Volume 55 | Number 5 | October 2020

Abstract List

Eric T. Roberts Ph.D., Alok Nimgaonkar BA, Joshua Aarons BA, Heather Tomko BA, Adele Shartzer PhD, Stephen B. Zuckerman PhD, A. Everette James JD, MBA


To develop the first longitudinal database of state Medicaid policies for paying the cost sharing in Medicare Part B for services provided to dual Medicare‐Medicaid enrollees (“duals”) and an index summarizing the impact of these policies on payments for physician office services.

Data sources

Medicaid policy data collected from electronic sources and inquiries with states.

Study design

We constructed a national database of Medicaid payment policies for the period 2004‐2018, consolidating information from online Medicaid policy documents, state laws, and policy data reported to us by state Medicaid programs. Using this database and state Medicaid fee schedules, we constructed a Medicaid payment index for duals. This index represented the proportion of the Medicare allowed amount that physicians would expect to be paid from Medicare and Medicaid for a subset of physician office services (evaluation and management services) based on annual state payment policies and Medicaid fee schedules.

Principal findings

In 2018, 42 states had policies to limit Medicaid payments of Medicare cost sharing when Medicaid's fee schedule was lower than Medicare's—an increase from 36 such states in 2004. In the preponderance of states with these policies, combined Medicare and Medicaid payments for evaluation and management services provided to duals averaged 78 percent of the Medicare allowed amount for these services, reflecting relatively low Medicaid fee schedules in these states. In 2013 and 2014, physicians who qualified for the Affordable Care Act's Medicaid “fee bump” were paid 100 percent of the Medicare allowed amount for these services.
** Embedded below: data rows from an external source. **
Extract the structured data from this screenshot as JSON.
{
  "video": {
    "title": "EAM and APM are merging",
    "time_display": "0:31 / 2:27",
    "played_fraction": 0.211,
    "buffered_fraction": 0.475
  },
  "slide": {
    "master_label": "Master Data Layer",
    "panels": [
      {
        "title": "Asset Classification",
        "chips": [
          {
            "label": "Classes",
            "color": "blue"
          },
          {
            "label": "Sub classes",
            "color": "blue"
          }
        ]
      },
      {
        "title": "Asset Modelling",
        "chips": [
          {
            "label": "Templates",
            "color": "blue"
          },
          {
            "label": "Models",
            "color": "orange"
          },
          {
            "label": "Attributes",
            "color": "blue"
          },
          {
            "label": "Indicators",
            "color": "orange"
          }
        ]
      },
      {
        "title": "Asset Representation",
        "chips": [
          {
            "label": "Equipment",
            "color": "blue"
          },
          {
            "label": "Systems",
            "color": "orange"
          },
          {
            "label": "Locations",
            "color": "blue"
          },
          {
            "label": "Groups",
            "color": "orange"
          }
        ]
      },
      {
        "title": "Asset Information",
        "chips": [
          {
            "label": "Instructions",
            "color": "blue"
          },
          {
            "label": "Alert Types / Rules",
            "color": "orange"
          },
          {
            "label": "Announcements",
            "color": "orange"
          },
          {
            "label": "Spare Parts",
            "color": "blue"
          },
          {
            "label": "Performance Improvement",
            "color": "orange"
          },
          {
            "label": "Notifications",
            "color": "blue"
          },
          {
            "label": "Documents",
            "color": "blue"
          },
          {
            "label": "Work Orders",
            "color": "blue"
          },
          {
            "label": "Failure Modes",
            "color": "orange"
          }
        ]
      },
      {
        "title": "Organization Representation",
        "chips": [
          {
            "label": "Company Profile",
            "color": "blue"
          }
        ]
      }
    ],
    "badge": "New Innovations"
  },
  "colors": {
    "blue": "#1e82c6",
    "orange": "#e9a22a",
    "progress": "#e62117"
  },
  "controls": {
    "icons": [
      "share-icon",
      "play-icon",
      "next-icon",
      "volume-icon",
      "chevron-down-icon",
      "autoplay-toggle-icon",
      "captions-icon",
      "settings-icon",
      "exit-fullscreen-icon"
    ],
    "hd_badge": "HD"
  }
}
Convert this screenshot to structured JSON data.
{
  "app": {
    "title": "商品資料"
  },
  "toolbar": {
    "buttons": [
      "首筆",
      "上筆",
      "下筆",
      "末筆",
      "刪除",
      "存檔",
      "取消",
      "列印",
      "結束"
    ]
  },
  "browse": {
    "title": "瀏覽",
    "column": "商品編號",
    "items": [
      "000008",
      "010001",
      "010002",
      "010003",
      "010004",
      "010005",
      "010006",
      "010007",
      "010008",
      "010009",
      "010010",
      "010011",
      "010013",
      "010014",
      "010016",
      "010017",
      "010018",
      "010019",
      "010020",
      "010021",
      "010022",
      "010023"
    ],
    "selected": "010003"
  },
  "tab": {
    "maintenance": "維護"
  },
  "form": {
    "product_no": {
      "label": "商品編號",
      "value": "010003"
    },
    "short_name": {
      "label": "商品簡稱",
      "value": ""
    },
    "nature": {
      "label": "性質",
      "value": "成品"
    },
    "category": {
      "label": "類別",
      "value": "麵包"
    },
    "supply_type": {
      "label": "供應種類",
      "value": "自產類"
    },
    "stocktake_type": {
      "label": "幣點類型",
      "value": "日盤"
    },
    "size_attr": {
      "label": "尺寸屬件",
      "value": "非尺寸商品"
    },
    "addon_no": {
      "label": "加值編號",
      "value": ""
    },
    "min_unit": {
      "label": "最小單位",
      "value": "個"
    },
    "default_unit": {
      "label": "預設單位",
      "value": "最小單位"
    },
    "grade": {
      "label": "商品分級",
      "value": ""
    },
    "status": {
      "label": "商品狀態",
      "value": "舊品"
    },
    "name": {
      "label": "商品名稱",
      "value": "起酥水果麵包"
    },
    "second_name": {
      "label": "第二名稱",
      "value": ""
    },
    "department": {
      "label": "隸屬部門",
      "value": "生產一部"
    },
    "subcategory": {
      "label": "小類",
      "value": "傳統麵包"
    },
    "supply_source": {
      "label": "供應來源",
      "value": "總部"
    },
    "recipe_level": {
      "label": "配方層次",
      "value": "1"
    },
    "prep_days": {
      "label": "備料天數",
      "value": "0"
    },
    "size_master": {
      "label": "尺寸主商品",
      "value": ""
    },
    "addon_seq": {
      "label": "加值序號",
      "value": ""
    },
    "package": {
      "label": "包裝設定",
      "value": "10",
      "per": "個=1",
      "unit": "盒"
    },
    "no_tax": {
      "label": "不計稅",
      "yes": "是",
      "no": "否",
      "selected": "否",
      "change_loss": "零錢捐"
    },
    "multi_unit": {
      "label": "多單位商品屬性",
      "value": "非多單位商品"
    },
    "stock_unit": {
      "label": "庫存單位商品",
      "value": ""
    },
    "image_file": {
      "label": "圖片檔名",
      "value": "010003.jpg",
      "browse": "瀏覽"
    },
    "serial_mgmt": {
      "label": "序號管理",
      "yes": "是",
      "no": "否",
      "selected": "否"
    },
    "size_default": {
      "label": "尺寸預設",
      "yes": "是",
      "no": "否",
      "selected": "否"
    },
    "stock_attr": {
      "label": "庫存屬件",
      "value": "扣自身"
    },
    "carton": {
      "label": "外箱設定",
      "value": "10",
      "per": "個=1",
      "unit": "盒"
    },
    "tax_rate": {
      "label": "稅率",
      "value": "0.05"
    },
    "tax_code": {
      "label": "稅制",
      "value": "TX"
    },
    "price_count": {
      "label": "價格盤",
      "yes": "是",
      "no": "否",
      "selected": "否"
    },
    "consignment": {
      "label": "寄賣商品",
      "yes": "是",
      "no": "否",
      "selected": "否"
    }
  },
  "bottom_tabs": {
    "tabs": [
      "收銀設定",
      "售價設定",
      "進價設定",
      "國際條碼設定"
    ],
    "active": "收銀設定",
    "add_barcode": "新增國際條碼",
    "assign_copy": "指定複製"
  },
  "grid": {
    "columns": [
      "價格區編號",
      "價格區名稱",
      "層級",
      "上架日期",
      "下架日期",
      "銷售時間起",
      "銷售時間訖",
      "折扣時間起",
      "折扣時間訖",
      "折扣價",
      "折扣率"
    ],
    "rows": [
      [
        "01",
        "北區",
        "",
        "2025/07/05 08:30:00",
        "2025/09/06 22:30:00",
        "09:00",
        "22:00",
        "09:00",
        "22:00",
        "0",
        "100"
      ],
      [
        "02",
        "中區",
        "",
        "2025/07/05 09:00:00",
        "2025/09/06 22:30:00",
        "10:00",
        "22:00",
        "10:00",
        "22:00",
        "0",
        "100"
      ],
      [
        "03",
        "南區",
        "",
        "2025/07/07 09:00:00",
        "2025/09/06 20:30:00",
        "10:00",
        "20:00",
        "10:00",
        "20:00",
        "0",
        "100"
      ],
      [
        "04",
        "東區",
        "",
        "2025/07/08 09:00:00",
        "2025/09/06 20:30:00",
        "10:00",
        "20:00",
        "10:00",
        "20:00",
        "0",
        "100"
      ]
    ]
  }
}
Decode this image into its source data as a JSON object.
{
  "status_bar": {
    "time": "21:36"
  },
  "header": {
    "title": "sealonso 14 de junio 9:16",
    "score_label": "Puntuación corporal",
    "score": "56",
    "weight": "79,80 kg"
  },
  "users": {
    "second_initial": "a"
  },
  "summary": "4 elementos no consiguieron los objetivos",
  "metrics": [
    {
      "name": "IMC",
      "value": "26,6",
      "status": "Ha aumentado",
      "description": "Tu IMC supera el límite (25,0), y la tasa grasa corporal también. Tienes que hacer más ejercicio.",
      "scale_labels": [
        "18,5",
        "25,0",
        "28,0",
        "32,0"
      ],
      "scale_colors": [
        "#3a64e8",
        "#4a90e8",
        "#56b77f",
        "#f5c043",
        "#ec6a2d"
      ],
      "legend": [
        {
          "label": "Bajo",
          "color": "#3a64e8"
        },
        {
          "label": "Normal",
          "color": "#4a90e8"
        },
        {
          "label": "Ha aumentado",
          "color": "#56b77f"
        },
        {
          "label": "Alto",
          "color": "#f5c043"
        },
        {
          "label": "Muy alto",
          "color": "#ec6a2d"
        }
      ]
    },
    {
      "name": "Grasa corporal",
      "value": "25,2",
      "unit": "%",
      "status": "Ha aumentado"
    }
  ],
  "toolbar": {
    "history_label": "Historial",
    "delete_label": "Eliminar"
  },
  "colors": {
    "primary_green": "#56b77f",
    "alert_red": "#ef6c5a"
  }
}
Medicaid programs vary across states and over time in their payments of cost sharing for physician office services provided to duals. Our database and index can facilitate monitoring of these policies and research on the consequences of policy changes for duals.